* _What is required_:
Set down the data again in full, keeping every line exactly as it is.

* _Input data_:
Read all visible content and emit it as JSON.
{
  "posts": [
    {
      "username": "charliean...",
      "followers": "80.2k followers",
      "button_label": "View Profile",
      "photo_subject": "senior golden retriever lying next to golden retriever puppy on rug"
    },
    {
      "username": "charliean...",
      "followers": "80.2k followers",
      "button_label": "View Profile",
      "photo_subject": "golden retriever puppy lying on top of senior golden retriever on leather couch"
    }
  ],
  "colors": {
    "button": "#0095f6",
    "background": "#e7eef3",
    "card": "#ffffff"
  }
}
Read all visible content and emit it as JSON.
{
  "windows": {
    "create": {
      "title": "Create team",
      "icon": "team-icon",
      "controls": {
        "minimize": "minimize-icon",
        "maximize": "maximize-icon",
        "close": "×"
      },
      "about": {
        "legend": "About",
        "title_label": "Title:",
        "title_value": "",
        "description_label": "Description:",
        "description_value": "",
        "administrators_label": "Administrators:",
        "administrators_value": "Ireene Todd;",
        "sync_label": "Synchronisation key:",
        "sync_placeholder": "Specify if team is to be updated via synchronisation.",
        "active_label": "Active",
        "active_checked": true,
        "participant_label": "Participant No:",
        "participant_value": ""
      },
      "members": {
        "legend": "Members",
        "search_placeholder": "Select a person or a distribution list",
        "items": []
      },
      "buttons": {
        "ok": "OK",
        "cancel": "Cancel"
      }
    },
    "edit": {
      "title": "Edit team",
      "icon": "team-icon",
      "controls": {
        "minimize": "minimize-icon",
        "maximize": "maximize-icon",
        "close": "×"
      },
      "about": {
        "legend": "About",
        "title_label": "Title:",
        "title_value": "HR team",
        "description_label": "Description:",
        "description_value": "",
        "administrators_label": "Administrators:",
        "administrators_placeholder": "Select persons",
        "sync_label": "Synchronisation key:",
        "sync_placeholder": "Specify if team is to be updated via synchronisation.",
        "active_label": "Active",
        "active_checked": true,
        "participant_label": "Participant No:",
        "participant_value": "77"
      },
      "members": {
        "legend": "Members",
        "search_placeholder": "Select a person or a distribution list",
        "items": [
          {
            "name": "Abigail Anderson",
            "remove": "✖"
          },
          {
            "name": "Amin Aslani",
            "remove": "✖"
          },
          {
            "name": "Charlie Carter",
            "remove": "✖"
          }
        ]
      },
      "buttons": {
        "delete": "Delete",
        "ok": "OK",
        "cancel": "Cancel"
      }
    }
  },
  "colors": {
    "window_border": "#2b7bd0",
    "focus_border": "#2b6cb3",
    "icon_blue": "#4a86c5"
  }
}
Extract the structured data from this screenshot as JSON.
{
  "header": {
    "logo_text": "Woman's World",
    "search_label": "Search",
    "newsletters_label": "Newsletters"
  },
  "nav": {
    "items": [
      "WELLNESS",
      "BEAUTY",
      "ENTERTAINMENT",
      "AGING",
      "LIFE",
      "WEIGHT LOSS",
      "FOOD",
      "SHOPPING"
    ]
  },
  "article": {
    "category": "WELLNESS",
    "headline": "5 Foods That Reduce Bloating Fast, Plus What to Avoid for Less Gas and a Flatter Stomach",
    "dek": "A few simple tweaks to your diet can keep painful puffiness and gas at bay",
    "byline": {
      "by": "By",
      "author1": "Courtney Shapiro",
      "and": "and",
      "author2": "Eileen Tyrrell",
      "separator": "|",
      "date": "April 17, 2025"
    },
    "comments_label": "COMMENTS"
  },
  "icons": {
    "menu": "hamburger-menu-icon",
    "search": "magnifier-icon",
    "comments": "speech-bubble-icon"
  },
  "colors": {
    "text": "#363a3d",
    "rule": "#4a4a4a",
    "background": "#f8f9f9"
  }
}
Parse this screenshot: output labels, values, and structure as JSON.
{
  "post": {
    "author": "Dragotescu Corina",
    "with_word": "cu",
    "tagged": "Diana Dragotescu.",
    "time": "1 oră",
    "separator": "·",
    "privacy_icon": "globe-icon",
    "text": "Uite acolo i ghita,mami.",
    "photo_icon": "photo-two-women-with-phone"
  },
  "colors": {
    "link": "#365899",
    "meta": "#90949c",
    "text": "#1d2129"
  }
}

* _Answer box_:
Read all visible content and emit it as JSON.
{
  "posts": [
    {
      "username": "charliean...",
      "followers": "80.2k followers",
      "button_label": "View Profile",
      "photo_subject": "senior golden retriever lying next to golden retriever puppy on rug"
    },
    {
      "username": "charliean...",
      "followers": "80.2k followers",
      "button_label": "View Profile",
      "photo_subject": "golden retriever puppy lying on top of senior golden retriever on leather couch"
    }
  ],
  "colors": {
    "button": "#0095f6",
    "background": "#e7eef3",
    "card": "#ffffff"
  }
}
Read all visible content and emit it as JSON.
{
  "windows": {
    "create": {
      "title": "Create team",
      "icon": "team-icon",
      "controls": {
        "minimize": "minimize-icon",
        "maximize": "maximize-icon",
        "close": "×"
      },
      "about": {
        "legend": "About",
        "title_label": "Title:",
        "title_value": "",
        "description_label": "Description:",
        "description_value": "",
        "administrators_label": "Administrators:",
        "administrators_value": "Ireene Todd;",
        "sync_label": "Synchronisation key:",
        "sync_placeholder": "Specify if team is to be updated via synchronisation.",
        "active_label": "Active",
        "active_checked": true,
        "participant_label": "Participant No:",
        "participant_value": ""
      },
      "members": {
        "legend": "Members",
        "search_placeholder": "Select a person or a distribution list",
        "items": []
      },
      "buttons": {
        "ok": "OK",
        "cancel": "Cancel"
      }
    },
    "edit": {
      "title": "Edit team",
      "icon": "team-icon",
      "controls": {
        "minimize": "minimize-icon",
        "maximize": "maximize-icon",
        "close": "×"
      },
      "about": {
        "legend": "About",
        "title_label": "Title:",
        "title_value": "HR team",
        "description_label": "Description:",
        "description_value": "",
        "administrators_label": "Administrators:",
        "administrators_placeholder": "Select persons",
        "sync_label": "Synchronisation key:",
        "sync_placeholder": "Specify if team is to be updated via synchronisation.",
        "active_label": "Active",
        "active_checked": true,
        "participant_label": "Participant No:",
        "participant_value": "77"
      },
      "members": {
        "legend": "Members",
        "search_placeholder": "Select a person or a distribution list",
        "items": [
          {
            "name": "Abigail Anderson",
            "remove": "✖"
          },
          {
            "name": "Amin Aslani",
            "remove": "✖"
          },
          {
            "name": "Charlie Carter",
            "remove": "✖"
          }
        ]
      },
      "buttons": {
        "delete": "Delete",
        "ok": "OK",
        "cancel": "Cancel"
      }
    }
  },
  "colors": {
    "window_border": "#2b7bd0",
    "focus_border": "#2b6cb3",
    "icon_blue": "#4a86c5"
  }
}
Extract the structured data from this screenshot as JSON.
{
  "header": {
    "logo_text": "Woman's World",
    "search_label": "Search",
    "newsletters_label": "Newsletters"
  },
  "nav": {
    "items": [
      "WELLNESS",
      "BEAUTY",
      "ENTERTAINMENT",
      "AGING",
      "LIFE",
      "WEIGHT LOSS",
      "FOOD",
      "SHOPPING"
    ]
  },
  "article": {
    "category": "WELLNESS",
    "headline": "5 Foods That Reduce Bloating Fast, Plus What to Avoid for Less Gas and a Flatter Stomach",
    "dek": "A few simple tweaks to your diet can keep painful puffiness and gas at bay",
    "byline": {
      "by": "By",
      "author1": "Courtney Shapiro",
      "and": "and",
      "author2": "Eileen Tyrrell",
      "separator": "|",
      "date": "April 17, 2025"
    },
    "comments_label": "COMMENTS"
  },
  "icons": {
    "menu": "hamburger-menu-icon",
    "search": "magnifier-icon",
    "comments": "speech-bubble-icon"
  },
  "colors": {
    "text": "#363a3d",
    "rule": "#4a4a4a",
    "background": "#f8f9f9"
  }
}
Parse this screenshot: output labels, values, and structure as JSON.
{
  "post": {
    "author": "Dragotescu Corina",
    "with_word": "cu",
    "tagged": "Diana Dragotescu.",
    "time": "1 oră",
    "separator": "·",
    "privacy_icon": "globe-icon",
    "text": "Uite acolo i ghita,mami.",
    "photo_icon": "photo-two-women-with-phone"
  },
  "colors": {
    "link": "#365899",
    "meta": "#90949c",
    "text": "#1d2129"
  }
}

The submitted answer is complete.